Network Solutions uses an unbranded domain name for at least a few important confirmation functions. When I need to confirm my email address at Network Solutions or approve a transfer away from Network Solutions, I am directed to different pages on the Registrar-Transfers.com website. In my opinion, Network Solutions should shift the functionality to its own NetworkSolutions.com website because customers are more familiar and comfortable with that domain name and using an unbranded domain name isn’t a good idea.
Every so often, I receive an email from Network Solutions alerting me that I need to confirm my email address. The subject has a strong call to action: “Alert: Keep Your Domain Active“. Within the email is a bit of account detail, but I see nothing private that could not be gleaned from Whois records. There is a button to click, and the underlying link is for NetworkSolutions.com.

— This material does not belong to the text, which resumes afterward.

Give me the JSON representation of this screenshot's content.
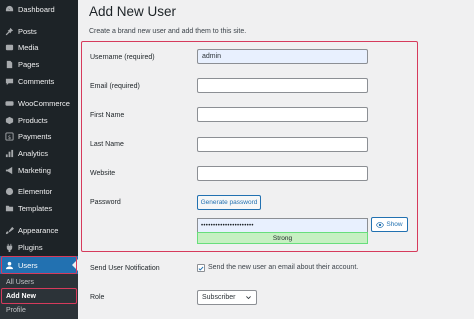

The issue for me is the final landing page: Registrar-Transfers.com. I think Network Solutions should keep customers within the safer confines of its NetworkSolutions.com domain name and website.
The same thing goes for domain name transfers. Here’s text from a recent email from Network Solutions after starting a transfer to a different registrar:
“If you wish to cancel the transfer, please contact us before [redacted]. EDT by: send an email to email@example.com or go to our website https://www.registrar-transfers.com?h=[redacted]”
I am not a cybersecurity or other kind of security expert. I am a regular Internet user, and it regularly catches my eye when I see I have been moved to this off-brand domain name. Even though I know this is legitimately their domain name and website, it still causes me a brief moment of angst when I see Network Solutions branding on a non-Network Solutions domain name.
I do not know what kind of effort would be required to bring this under the Network Solutions domain name, but I think it would be a smart thing. Internet companies regularly have to warn customers to pay close attention to the domain name, so sending customers to non-branded domain names for critical confirmations seems a bit unwise.